Moral indignation is jealousy with a halo. ~H.G. Wells
The Penny Press of the mid nineteenth century introduced gossip columns, educational agendas, pages for religion and advertising, human interest stories, etc to the mainstream media as an alternative to papers with only political themes that were running a bit dry. The low cost for Penny Press production and for consumers served a massive demographic that was experiencing a rise in literacy. Which brings me to Jezebel, a name/symbol that is not without a biblical reference. The story of Jezebel is told in 1st and 2nd Kings and has been over-subjectified through gossip, rumour, defamation, religious codes of conduct, patriarchy, institutionalization of the domestic, categorizing public and private, to name a few.
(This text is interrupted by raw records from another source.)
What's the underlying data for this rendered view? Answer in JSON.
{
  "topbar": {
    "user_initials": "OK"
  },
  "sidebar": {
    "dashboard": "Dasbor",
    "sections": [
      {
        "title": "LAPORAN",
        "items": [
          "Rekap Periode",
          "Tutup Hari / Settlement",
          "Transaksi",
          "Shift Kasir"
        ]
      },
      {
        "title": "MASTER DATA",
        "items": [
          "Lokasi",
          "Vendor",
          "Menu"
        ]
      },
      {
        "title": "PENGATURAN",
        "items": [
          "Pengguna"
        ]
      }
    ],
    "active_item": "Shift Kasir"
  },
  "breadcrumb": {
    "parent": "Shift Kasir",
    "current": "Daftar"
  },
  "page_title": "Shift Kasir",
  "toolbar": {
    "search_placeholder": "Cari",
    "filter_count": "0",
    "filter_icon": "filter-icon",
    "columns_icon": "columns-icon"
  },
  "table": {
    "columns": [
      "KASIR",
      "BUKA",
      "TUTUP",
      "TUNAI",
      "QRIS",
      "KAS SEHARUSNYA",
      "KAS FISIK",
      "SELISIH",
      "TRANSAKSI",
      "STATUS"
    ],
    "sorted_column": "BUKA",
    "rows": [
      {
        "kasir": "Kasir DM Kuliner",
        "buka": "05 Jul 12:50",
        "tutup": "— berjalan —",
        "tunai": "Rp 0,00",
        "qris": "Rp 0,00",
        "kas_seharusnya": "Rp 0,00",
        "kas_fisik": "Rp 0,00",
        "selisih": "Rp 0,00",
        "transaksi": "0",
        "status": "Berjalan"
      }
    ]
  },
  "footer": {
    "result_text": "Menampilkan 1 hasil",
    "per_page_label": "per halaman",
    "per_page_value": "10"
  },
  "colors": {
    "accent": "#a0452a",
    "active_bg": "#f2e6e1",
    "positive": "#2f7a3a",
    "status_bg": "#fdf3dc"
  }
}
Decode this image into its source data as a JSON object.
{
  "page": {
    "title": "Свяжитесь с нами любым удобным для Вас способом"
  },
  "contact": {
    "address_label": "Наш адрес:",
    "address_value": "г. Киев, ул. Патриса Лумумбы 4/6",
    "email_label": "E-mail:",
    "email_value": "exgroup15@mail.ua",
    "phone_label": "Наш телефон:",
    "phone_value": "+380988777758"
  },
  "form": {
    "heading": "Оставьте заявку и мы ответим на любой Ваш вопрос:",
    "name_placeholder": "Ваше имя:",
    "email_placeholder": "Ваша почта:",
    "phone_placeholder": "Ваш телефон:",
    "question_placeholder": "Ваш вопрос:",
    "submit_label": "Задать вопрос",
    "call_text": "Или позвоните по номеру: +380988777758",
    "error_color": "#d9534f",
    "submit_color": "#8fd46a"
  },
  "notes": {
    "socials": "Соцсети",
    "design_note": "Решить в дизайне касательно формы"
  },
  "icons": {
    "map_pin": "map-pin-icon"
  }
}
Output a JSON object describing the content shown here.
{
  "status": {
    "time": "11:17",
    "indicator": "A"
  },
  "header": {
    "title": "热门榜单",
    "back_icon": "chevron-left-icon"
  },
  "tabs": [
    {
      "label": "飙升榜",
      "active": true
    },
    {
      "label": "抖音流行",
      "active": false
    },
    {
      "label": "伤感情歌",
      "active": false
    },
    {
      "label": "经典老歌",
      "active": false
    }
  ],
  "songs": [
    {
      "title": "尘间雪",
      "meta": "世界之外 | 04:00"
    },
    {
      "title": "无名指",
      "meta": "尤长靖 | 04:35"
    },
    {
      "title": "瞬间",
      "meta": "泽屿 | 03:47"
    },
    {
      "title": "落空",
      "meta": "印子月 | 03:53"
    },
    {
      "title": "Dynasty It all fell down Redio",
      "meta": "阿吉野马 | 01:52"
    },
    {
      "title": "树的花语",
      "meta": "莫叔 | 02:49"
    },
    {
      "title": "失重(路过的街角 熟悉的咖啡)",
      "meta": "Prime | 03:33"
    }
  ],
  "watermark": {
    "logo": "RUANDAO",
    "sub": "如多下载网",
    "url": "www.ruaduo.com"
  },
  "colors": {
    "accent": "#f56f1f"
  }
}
Jezebel is a symbol, a trope, cemented into a vernacular as a fallen woman, manipulator, controller, promiscuous, immoral, false prophet masquerading her identity as a servant to a God. Of course Jezebel’s side of the story, in keeping with the process of gossip and subjectification, is never told, never heard – the Apparatus and its players are not interested because the creation of “the other” (as a form of subjectification) is a prerequisite in the fabrication of their “moral” identities. Jezebel was thrown to the dogs. No, really … she was thrown to the dogs.
Jezebel, queen of Israel and priestess of Baal; King Ahab and the prophet Elijah
Gossip therefore has nothing really to do with the subject who is being scrutinized and subjectified whether it be Lohen in rehab, Lady Gaga’s footwear, Madonna’s take on masturbation, or the woman you don’t even know yet loathe, but has everything to do with one’s own struggle with power. Jezebel, the woman, was constructed as a subject by religion and continually used as a figure in gossip, a symbol that is not only to be feared but perhaps the very figure you desire yourself to be. Demoralization, humiliation, slander, false accusations, and straight up lies toward “the other” become a means to reconstruct and uphold your own temporal “moral” identity, an elusive masquerade of an assumed self, who is manufactured because your Living Being is lost to you.
No wonder you’re so insecure. I think that’s exactly what the second century beards had in mind. Maybe you should think about whom you are actually working for the next time you gossip?
As Lisa, from The Simpsons, says: No one even plays four square anymore, they just gossip.